Everything You Need to Know About Floaters

Everything You Need to Know About Floaters

Eye Floaters

Eye Floaters are a frequent reason for urgent eye appointments at my Mississauga Eye Care clinic, so I thought it would be a good idea to shed some light on the subject.  Floaters can be of differing sizes and shapes.  They are visual disturbances that are usually intermittent or temporary in their appearance.

Floaters have been described as spots, cobwebs or mosquito-like and appear to move when the eye moves.  Floaters are most often visible when looking at a bright sky, pale-colored wall or during reading activities.  They can be associated with flashes of light, but more on this later.

Floaters and Vitreous Detachment

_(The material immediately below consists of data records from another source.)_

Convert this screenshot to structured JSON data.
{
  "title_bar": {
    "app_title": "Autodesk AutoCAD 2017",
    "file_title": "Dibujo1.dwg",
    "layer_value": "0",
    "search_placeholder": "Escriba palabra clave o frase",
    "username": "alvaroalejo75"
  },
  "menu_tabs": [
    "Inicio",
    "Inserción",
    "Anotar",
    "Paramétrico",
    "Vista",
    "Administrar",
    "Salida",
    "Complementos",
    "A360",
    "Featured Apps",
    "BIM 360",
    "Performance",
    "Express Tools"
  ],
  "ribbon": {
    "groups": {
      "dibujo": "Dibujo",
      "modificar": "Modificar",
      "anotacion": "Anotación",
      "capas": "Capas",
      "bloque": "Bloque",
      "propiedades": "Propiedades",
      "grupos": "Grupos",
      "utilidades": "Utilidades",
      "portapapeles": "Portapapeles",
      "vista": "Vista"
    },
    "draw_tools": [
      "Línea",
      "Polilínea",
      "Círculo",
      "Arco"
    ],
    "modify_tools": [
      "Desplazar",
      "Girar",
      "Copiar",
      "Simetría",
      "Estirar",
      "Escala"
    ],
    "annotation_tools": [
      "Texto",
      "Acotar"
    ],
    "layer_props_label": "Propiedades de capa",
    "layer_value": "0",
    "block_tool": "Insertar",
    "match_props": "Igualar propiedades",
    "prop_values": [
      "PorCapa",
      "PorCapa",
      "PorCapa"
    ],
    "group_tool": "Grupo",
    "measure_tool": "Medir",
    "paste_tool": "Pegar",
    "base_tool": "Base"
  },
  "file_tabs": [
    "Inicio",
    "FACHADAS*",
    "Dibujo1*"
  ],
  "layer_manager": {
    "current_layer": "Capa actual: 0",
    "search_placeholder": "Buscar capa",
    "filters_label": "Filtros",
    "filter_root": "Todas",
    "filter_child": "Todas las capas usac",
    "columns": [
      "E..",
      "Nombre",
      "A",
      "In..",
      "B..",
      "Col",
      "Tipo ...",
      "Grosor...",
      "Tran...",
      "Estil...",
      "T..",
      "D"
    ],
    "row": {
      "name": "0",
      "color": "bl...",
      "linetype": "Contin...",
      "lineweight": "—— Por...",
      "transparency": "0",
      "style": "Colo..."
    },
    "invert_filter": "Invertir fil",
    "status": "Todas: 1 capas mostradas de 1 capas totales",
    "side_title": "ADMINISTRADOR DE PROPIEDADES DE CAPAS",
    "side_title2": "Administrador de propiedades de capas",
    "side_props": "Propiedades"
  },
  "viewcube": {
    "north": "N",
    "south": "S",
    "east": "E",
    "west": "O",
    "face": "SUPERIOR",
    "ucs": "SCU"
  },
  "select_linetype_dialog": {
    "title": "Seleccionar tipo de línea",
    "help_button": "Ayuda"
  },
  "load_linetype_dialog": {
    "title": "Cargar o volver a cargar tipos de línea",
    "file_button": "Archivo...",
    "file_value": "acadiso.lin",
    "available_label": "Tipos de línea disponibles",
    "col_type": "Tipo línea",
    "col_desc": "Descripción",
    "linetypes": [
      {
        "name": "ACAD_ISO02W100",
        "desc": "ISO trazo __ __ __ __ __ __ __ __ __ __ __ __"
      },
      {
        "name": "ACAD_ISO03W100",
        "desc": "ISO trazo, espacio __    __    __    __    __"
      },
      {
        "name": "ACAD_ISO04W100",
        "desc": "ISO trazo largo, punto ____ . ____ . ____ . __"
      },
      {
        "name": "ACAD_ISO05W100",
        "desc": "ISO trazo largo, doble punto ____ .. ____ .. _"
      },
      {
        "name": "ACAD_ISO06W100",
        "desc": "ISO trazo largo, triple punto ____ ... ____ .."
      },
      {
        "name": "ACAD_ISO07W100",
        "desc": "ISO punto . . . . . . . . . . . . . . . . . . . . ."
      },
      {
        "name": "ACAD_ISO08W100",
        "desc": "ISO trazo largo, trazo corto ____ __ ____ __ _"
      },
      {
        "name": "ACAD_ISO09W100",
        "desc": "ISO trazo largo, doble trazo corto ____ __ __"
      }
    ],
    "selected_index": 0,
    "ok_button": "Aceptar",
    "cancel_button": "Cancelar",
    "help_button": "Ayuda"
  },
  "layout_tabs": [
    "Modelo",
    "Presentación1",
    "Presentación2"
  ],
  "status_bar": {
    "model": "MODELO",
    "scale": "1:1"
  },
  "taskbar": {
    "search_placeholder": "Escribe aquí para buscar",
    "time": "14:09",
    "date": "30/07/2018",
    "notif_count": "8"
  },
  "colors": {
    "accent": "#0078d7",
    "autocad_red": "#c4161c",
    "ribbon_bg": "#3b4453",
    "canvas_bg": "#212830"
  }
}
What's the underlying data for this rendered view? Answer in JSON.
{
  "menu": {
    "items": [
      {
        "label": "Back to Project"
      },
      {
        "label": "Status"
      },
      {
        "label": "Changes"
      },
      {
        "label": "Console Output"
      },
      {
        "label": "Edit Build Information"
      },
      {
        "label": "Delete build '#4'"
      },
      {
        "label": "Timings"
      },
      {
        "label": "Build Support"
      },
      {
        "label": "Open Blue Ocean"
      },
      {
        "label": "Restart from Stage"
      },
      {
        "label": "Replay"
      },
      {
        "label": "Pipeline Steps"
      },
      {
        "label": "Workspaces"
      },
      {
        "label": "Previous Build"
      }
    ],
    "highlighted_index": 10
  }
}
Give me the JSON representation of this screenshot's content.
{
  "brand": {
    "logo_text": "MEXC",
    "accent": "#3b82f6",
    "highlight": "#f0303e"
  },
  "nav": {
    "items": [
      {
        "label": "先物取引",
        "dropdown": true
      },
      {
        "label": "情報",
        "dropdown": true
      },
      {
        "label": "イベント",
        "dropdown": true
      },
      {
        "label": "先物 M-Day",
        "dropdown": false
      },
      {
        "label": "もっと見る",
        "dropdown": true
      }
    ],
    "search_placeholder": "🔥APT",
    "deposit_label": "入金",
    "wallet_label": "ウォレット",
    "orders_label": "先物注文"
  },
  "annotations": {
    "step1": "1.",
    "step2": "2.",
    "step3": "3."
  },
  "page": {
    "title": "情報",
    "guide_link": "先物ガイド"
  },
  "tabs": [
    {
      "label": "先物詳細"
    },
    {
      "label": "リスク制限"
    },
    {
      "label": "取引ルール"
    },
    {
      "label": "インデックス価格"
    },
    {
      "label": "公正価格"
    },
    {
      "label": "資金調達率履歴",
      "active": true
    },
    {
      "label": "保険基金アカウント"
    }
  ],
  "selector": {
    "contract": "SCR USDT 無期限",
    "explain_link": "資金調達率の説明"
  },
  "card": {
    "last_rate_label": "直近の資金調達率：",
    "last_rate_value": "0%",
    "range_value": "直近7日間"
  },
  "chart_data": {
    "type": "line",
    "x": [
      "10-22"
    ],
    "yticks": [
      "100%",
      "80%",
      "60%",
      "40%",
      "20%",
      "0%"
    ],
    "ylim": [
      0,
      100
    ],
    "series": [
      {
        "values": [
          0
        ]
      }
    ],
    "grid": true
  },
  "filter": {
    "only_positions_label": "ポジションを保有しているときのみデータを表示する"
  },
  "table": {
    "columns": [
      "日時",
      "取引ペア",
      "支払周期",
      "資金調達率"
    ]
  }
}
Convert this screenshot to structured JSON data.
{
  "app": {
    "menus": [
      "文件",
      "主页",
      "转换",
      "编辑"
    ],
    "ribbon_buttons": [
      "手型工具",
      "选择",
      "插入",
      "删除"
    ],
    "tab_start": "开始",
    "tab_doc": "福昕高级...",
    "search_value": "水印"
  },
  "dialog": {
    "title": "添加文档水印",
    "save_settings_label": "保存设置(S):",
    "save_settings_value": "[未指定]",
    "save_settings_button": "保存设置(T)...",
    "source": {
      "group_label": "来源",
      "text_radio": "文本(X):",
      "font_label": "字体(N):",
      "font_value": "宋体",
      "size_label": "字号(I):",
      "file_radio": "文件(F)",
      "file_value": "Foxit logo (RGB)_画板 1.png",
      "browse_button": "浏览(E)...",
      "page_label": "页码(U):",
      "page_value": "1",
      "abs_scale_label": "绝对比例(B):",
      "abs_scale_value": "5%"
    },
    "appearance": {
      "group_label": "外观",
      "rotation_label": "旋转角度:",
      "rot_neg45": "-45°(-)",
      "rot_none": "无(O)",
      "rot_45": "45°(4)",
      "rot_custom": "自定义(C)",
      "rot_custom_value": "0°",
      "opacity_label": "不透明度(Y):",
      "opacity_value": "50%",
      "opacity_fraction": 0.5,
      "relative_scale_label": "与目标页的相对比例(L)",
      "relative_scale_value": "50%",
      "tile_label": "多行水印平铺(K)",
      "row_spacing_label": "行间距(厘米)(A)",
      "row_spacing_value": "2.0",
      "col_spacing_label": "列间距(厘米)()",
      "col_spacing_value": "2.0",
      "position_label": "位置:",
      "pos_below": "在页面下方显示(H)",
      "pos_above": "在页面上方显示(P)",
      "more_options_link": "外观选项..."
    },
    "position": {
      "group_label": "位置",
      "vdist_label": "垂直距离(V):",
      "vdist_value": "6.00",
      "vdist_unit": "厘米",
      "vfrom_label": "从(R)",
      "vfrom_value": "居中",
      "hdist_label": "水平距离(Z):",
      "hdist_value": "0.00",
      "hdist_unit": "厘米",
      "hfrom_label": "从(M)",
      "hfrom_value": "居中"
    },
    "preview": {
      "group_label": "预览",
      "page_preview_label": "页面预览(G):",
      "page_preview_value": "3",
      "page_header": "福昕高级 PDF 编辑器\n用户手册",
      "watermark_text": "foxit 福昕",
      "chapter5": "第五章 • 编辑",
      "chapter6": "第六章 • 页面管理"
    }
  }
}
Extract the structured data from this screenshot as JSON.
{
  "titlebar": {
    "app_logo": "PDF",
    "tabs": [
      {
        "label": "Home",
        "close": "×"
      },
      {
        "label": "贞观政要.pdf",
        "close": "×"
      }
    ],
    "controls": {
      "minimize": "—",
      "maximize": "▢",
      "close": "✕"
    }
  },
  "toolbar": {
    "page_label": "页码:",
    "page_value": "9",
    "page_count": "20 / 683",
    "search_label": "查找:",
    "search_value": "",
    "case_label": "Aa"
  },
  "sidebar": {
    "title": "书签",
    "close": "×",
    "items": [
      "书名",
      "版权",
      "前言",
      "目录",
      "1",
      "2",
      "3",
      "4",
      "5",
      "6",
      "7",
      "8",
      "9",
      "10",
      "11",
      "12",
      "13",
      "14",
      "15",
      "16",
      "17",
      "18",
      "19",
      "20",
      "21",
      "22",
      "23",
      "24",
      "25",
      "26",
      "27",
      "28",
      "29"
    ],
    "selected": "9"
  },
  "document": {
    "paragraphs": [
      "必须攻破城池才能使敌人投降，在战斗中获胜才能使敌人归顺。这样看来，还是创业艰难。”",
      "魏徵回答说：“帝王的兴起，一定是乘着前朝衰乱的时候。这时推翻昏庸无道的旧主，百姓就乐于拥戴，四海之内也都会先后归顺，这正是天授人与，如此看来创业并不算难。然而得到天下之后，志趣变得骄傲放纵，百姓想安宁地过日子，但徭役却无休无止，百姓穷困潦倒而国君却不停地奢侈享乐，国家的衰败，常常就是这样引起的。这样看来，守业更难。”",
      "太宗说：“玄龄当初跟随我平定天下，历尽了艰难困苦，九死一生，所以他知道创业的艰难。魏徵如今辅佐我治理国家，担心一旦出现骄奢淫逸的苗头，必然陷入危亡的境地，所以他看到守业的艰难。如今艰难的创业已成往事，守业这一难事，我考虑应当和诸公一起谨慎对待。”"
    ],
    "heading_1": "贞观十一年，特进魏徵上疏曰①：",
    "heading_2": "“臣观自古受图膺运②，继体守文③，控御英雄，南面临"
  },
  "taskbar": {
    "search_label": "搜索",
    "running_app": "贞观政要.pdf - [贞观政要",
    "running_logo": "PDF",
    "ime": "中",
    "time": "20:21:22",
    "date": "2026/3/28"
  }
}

Floaters that come on suddenly should be assessed without delay.  Recent-onset floaters are most commonly caused by a posterior vitreous detachment.  The vitreous is the gel-like substance that fills the eye.  After the age of 50, the vitreous starts to contract and often detaches from the posterior surface of the eye – the retina.   When it does, parts of the vitreous may be opaque, not letting light shine through it.  This is what causes floaters to be seen; it is from the shadows they create on the photographic film of the eye (retina). Any perceived visual image that does not truly represent something in the real physical world is termed ‘entopic phenomenon.’

 Floaters tend to fade with time and on their own are usually no more than a minor visual nuisance.  The floaters caused by small opaque particles in the gel of the eye actually don’t disappear, the brain just starts to ignore them so they are no longer perceived. Some vitreous detachments result in large floaters that can interfere with vision greatly.

In very rare cases of large eye floaters associated with significant, prolonged visual disturbance, the vitreous can be removed through a complicated vitrectomy surgery, where the vitreous is replaced with saline.  This surgery does carry a risk of serious eye infection and retinal detachment, however.  It is only performed in the worst cases of floaters that are seriously interrupting a patient’s vision.

Floaters and Retinal Detachment

In less than 10% of cases, a vitreous detachment can lead to sight threatening retinal damage, in the form of retinal tears or a retinal detachment.  When the retina detaches, you cannot see.  Therefore, all cases of recent-onset floaters should be investigated to rule out retinal breaks, tears and detachments.  Retinal tears and detachments can also produce floaters, most commonly due to pigment release or blood from a torn retinal blood vessel leaking into the vitreous of the eye. Retinal detachments are treatable, with varying degrees of success, depending on how soon treatment is initiated and how much of the retina has detached. If the macula, that part of the retina responsible for central, fine vision, is involved, it only takes 24 hours for permanent vision loss to result.  So I will remind you again, this is why any recent-onset of floaters or obstructed vision needs to be assessed urgently.

Retinal detachments or tears are treated surgically in a number of ways, including laser, cryotherapy (local tissue freezing), and with gas tamponades and scleral buckles (this is like an elastic band wrapped around the back of the eye).

Floaters and Diabetes

Floaters can also be a symptom of an intraocular bleed, which is most often the result of diabetes in cases of retinal disease.  Diabetic patients are reminded to have annual eye exams for detecting disease early and ensuring timely treatment.

When do we closely monitor eye floaters?

In the case of recent-onset floaters where no retinal breaks, detachments or bleeds are found, I will typically monitor the patient for 3 months.  We will perform a dilated fundus exam at the initial visit, again at 1 month and then at 2 or 3 months from initial onset of symptoms.  This is usually the course of assessment for posterior vitreous detachment.

Floaters that have been present chronically, have not changed recently, and have associated with no eye disease, usually require no further investigation other than routine eye exams.

Floaters and Myopia.

If you are nearsighted, or myopic, you may have experienced eye floaters, most often described as ‘hair-like’ disturbances, periodically throughout life.  These floaters are due to varying consistency within the gel-like structure of the eye. This inconsistency casts shadows on the retina that are typically seen against bright, plain backgrounds.  It is important to note that patients with high myopia are more prone to retinal thinning, which can lead to the development of retinal holes, tears and retinal detachments.  Therefore, routing monitoring of the eyes is advised, and is often best done thru a dilated fundus exam.

See our comprehensive list of common eye conditions to learn more about conditions that may affect your vision.